In its original state, the greenhouse effect was a completely natural phenomenon and invaluable to the Earth’s equilibrium. But the effect can be amplified if the amounts of GHG present are allowed to increase. And this is now happening as a result of the pollution generated by human activities. This is raising concerns about possible climate problems in future.
The main factors behind the greenhouse effect are:
- Water vapour (H20), which is produced by evaporation of the water in plants, soil, watercourses and the ocean. A small amount is also emitted by volcanoes (this is how the planet’s original, primitive atmosphere was formed).
- Carbon dioxide (CO2), which is a natural gas, is generated by: the breathing process of living beings (while the photosynthesis of green plants consumes CO2); combustion (forest fires); and volcanic eruptions.
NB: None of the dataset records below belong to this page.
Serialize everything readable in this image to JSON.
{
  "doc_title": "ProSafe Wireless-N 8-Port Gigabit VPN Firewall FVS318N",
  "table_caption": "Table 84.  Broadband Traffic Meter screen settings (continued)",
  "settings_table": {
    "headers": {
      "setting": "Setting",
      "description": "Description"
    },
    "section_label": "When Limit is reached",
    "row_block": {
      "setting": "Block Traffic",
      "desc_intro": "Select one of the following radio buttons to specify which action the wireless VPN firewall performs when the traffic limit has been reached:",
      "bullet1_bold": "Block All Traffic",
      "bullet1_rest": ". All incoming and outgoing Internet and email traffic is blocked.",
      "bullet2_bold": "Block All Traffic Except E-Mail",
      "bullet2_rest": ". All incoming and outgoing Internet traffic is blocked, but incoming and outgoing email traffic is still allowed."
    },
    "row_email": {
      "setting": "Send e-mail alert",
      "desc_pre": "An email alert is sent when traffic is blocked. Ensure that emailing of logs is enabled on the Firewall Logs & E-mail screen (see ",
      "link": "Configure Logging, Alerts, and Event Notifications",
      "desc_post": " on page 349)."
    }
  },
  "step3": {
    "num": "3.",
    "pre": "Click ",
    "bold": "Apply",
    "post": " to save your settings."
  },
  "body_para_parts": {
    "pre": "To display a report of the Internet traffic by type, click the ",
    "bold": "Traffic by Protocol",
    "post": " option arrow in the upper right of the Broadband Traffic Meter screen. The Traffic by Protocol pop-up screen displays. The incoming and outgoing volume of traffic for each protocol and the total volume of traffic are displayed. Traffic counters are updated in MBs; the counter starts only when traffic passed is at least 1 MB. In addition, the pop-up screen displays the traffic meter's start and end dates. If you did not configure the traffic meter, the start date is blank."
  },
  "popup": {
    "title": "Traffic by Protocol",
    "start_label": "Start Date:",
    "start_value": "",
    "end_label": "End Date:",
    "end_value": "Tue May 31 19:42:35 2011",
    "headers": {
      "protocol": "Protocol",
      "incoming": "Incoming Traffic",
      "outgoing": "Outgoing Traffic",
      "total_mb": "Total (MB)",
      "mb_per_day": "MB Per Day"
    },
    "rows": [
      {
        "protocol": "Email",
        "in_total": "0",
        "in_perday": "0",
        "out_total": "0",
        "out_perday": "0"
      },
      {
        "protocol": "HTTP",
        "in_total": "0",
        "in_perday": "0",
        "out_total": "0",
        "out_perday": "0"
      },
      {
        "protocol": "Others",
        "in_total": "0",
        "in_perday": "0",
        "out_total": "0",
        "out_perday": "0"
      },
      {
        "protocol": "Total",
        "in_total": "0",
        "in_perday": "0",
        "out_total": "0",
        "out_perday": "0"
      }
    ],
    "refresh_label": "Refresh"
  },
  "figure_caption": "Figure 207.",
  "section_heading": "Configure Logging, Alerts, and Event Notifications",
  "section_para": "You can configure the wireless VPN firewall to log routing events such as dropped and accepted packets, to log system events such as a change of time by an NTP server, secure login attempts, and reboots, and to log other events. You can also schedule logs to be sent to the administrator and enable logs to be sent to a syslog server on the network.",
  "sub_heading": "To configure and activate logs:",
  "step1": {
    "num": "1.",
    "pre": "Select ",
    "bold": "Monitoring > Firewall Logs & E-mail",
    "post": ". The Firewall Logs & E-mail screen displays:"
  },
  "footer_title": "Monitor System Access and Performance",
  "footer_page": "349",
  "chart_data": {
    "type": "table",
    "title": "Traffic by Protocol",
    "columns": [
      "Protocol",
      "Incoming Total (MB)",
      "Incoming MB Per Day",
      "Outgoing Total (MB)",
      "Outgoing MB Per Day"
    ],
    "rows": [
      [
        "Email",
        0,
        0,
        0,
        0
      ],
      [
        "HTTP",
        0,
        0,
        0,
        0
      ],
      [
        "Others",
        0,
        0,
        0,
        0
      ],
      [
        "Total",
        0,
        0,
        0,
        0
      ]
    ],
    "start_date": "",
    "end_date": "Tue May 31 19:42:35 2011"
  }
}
The amount of CO2 in the atmosphere is regulated by the ocean, which can absorb large quantities of the gas.
- Methane (CH4) is also a natural gas. It is given off by the decomposition of organic matter where no oxygen is present (rotting in marshes, mangroves, thawed ground in the Arctic and of course digestion in animal stomachs). It is also given off when volcanoes erupt.
- Ozone (O3), present in the lower atmosphere (troposphere), is a natural gas too. It probably descends from the stratosphere via “pockets” punched by the upper jet stream. Ozone is like oxygen except that is has three oxygen atoms instead of two. The gas is a veritable poison to plants as well as human skin and our respiratory system (asthma attacks). But at altitude, say 20 or 30 km up, ozone is a very useful gas, as it protects us against ultraviolet solar radiation, which is dangerous to most life forms. This is the gas referred to when ecologists talk of the seasonal hole in the ozone layer, first discovered overhead the Antarctic and now reckoned to be diminishing – a phenomenon that worries scientists because of the potential dangers to human beings.
- Nitrogen protoxide is one of the substances produced when nitrates in the soil are broken down by bacteria. It then escapes into the atmosphere and reacts to produce nitrogen oxide NO).
- CFCs or chloro-fluoro-carbons, are produced as a result of human activities. They are mentioned here so as to be compared with other GHGs.
The importance of the various GHGs:
* ppm = parts per million, i.e. 1cm3 per m3 of air
||Greenhouse effect efficiency
||Contribution to the greenhouse effect (W/m2)
|H2O (water vapour)